Cycle times are also being managed efficiently, with bodyshops working seamlessly with others. Distributors, trade bodies (NBRA) and paint companies have remained supportive throughout the COVID-19 crisis, with the majority of bodyshops rating them an 8, 9 or 10. Downtime in car insurance claims has also paved the way for developing strong communication between insurers, repair partners and customers – a trend that shows promise for the future if this can be executed at scale. In fact, we’ve seen huge efforts from insurers to change old ways and accommodate new processes at an amazing pace to support partners and customers.
But what could the lasting effect be for the collision repair market and its customers?
Maintaining customer experience
With repair lifecycles down significantly, it is very likely that many insurer and repair businesses are seeing an uplift in customer satisfaction and positive NPS ratings. Yet, as the Government kick starts a slow road to recovery and easing operational limitations, the challenge now is to find ways to keep these repair cycle times down when lockdown ends and maintain this new level of customer service.
Even when workloads return to some kind of normal, bodyshops will have to operate under new measures and adhere to distancing practices to maintain safety – whether that be rotated shifts, less hours or a permanently reduced workforce. As mentioned in our previous blog, we’re seeing a clear gap between instructions sent and assessments being performed, causing a build-up in the number of outstanding jobs waiting to be sent by the insurer.
With backlogs being created by repairers to regain some of the profits lost, a drastic increase in workload with a smaller cohort of staff, risks pushing out the repair cycle times even further than pre-lockdown and damaging the customer experience. By working closely with industry partners and utilising the latest in repair technology, bodyshops will need to improve decision-making by automating critical parts of the workflow to operate more efficiently and ease the strain on repair cycles.
For example, the use of image technology to speed up damage identification, training VDAs to conduct estimates with images and booking vehicles into the shop on the day the parts are due to arrive on site will drive huge efficiencies, helping to keep cycle times to a minimum. All shops should look at what working practices were put in place during lock-down and draw on these to maintain the standards that enabled such time savings.
No doubt that repair volumes, cash flow and staff safety will remain huge concerns for the global auto body repair industry as we emerge from lockdown. However, in every challenge lies an opportunity to both learn and improve for the future. For example, many bodyshop owners and managers will exit this period with high appreciation of staff, their loyalty and safety and realise the huge value in strengthening relationships with insurers, accident managers, fleet and private customers post-crisis.

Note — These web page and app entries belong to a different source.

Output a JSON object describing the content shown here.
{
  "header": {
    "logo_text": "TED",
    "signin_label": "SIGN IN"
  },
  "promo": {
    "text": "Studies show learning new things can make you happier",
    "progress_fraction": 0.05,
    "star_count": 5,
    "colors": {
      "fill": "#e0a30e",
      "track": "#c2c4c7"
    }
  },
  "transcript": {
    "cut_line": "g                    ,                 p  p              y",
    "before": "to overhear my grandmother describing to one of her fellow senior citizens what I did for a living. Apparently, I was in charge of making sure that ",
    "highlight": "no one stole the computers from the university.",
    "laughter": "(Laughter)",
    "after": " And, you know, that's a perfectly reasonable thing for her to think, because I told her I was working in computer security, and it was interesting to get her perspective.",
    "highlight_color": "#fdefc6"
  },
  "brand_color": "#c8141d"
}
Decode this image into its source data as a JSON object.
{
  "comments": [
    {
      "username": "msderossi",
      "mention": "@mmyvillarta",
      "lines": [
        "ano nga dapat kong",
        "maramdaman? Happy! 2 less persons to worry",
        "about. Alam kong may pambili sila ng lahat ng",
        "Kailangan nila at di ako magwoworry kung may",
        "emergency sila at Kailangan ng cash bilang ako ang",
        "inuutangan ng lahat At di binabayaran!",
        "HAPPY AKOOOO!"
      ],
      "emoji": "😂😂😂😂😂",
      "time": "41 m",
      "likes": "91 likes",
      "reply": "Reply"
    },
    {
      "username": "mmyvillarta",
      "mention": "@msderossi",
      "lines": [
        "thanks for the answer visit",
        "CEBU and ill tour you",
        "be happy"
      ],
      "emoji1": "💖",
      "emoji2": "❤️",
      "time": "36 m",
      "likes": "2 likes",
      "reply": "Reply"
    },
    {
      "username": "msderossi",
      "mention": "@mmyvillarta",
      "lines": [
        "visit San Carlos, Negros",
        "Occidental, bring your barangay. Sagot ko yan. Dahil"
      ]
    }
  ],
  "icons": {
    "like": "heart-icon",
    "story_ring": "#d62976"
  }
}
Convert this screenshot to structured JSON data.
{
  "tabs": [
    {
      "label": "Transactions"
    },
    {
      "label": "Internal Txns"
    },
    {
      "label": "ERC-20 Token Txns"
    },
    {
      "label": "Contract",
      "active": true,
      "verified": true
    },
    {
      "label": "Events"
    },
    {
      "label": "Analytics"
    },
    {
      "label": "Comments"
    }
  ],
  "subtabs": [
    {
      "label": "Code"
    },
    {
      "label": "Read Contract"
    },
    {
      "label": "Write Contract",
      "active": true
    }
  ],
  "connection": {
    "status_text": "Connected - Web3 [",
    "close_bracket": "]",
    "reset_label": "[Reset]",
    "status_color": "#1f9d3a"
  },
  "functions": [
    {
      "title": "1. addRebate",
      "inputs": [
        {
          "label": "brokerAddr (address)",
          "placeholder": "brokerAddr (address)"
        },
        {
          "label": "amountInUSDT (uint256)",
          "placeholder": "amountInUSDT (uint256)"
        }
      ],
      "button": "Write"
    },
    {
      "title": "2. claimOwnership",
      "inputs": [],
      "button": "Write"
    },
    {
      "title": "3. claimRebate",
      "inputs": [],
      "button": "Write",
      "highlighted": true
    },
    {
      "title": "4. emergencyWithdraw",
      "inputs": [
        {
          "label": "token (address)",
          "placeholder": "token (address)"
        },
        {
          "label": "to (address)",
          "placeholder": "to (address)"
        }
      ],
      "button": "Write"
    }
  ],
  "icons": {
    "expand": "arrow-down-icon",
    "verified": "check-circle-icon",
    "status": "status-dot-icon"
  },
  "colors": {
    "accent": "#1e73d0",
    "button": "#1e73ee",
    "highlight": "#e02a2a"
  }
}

Insurers will also appreciate the work that their repairer partners and the supply chain execute on their behalf to fulfil their promise to their mutual customer, and this could open discussions that lead to a new, more open, more collaborative and supportive relationship, where all parties, especially the claimant, benefit.
At Solera Audatex, our focus will be on supporting industry partners with the technology solutions they need to work as effectively and efficiently as possible, to ensure we all emerge from this crisis stronger and smarter.